Centre Daily Times
An orgy of trouble: Caesar Pink and band to hold CD release party
By Dennis Fallon
For the CDT
With the mind of a psychopath, the soul of a poet and the bad attitude of a punk rocker, performance artist Caesar Pink returns to State College this weekend with his band, the Imperial Orgy, to release the band's first-ever CD and book of poetry. As always, Pink brings with him an earful of sex, rock 'n' roll and controversy.
"Gospel Hymns for Agnostics and Atheists" is the first CD from a band that has been around since the early 1990s. How do you have a band that stays popular without ever releasing a CD? Controversy and lots of it.
"I just look at the world and feel really bored. I just want to stir things up," Pink said, speaking from his home in New York. "I think as an artist, it is part of the game in a way. You know, you express something and you want to get a reaction."

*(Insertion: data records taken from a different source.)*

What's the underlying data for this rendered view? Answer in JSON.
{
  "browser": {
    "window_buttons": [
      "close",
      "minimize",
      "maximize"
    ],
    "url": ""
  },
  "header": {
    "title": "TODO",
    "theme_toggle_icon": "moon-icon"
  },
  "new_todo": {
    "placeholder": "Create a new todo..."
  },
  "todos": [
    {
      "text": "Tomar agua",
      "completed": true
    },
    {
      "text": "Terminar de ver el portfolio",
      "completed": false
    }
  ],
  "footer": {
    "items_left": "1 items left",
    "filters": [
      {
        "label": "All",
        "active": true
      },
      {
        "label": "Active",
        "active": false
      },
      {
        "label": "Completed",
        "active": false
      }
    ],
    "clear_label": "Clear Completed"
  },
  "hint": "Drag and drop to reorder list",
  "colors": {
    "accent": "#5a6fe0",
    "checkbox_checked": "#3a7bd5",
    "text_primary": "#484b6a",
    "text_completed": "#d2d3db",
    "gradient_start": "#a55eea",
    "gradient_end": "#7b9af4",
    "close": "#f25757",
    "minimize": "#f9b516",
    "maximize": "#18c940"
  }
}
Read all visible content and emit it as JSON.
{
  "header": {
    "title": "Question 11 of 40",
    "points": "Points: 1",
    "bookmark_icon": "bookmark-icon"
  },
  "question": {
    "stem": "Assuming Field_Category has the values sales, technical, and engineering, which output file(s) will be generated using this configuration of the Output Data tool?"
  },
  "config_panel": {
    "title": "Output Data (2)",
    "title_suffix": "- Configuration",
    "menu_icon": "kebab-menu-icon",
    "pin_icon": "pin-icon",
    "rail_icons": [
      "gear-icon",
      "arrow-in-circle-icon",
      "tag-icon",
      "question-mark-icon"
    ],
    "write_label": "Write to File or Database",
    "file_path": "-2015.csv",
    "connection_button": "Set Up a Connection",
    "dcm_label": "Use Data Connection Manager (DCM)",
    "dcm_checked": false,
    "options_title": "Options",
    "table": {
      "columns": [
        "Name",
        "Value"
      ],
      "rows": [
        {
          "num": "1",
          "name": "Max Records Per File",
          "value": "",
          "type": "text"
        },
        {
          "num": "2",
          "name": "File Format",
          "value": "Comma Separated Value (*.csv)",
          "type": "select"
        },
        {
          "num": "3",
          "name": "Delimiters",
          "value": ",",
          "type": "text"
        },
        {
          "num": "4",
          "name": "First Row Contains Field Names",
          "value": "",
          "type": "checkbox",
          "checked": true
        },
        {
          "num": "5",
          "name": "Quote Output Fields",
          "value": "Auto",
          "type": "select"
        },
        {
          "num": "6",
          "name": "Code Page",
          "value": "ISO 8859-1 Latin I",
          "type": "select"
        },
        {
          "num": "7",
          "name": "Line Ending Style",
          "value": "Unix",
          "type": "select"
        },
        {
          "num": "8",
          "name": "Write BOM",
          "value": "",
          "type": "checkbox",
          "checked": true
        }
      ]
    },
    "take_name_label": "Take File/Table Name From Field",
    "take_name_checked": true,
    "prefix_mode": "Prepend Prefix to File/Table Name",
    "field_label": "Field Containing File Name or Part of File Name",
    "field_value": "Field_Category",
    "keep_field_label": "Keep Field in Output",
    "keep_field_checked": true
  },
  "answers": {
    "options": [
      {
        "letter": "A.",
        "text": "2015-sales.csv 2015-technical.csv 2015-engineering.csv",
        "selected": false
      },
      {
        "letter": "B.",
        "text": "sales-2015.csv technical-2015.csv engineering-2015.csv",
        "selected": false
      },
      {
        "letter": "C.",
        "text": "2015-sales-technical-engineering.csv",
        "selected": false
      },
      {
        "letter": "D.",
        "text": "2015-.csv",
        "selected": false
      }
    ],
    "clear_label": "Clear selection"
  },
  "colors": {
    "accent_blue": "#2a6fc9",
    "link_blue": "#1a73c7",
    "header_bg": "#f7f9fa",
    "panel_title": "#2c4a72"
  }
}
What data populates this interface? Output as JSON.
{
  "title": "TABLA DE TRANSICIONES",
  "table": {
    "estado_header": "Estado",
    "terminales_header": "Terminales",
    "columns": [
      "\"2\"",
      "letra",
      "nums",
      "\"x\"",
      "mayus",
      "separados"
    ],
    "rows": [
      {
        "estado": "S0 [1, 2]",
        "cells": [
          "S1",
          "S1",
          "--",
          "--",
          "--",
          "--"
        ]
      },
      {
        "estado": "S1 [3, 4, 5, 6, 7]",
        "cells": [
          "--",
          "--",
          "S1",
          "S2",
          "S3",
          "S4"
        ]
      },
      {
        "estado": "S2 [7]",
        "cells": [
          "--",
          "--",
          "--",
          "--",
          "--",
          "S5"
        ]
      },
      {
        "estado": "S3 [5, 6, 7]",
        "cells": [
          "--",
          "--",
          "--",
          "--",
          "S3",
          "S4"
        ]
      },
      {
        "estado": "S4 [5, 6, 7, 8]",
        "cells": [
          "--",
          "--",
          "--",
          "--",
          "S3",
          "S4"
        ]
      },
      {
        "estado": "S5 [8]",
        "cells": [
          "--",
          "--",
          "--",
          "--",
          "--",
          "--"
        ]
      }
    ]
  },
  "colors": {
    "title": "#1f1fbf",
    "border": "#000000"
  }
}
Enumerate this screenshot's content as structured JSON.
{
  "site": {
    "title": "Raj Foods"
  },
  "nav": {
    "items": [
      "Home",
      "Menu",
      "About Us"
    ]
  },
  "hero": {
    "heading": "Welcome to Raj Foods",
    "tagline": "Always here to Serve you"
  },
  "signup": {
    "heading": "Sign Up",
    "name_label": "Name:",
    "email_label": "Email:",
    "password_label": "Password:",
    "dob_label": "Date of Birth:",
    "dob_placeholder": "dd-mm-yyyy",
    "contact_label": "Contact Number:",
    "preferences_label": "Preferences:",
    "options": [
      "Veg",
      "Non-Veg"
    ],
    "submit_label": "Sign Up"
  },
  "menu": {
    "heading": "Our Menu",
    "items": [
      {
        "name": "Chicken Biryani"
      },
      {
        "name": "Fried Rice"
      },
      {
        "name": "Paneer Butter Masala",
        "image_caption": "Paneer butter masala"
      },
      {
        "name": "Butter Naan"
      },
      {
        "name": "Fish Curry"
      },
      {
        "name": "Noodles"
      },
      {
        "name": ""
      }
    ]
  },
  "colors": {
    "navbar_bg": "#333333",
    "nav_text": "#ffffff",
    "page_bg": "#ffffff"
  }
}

Surrounding himself with a multicultural cast, Pink's shows are awash in sexual imagery, religious icons and political satire. Since its formation at Penn State in 1993, the band has been surrounded by not only controversy but a fringe community of artists, activists and outcasts.
Their posters were banned by the university. Gigs were cancelled due to threats of violence from Christian organizations. Women's-studies classes debated and protested the meaning of Pink's lyrics. Even the band's Web sites have been taken down because their servers found their messages insulting and blasphemous.
"When we came out, it was crazy. It was like an explosion. People were protesting. It was a big mess, with lawyers and everything," Pink said. "The band's early days in State College were a crazy time. What's interesting is that in the early days, two of our biggest fan bases were Indian women and Catholic girls. Both groups were going through a phase in their lives when they were exploring lesbianism. You've got to love that."
Despite his band's wild sound and the mysterious and controversial aura surrounding him, Pink is soft spoken, mild mannered and friendly, still carrying a hint of his Lewistown accent with him all the way to New York.
Every year the Imperial Orgy returns to State College, and Pink is happy to get back to his roots.
"It's just a personal thing. I grew up in Lewistown and went to school at Penn State. Performing in State College is certainly not for career reasons, that's for sure. But, it's almost always fantastic. We get a very enthusiastic response. Occasionally, you will have the odd person who didn't know what they were in for and gets freaked out about our show."
With lyrics rich in sexual liberation, rife with left-wing politics, and laden with religious references, Pink has made no bones about how he feels, and his performances reflect that.
There is a dichotomy in everything about Pink: He offends and entices, disgusts and attracts. His preaching of social responsibility is buffeted by a hedonistic and rock 'n' roll mentality, his words straddle the fence between poetry and the profane, and he's mild-mannered in person but a raving lunatic while performing.
"We do a multimedia show with video and performance art, theater, music and spoken word. It has everything. It definitely hits the audience," he said. "There's a lot of audience interaction. In central Pennsylvania, most entertainment is aimed at a pretty mainstream audience. This is something different, and everybody is invited."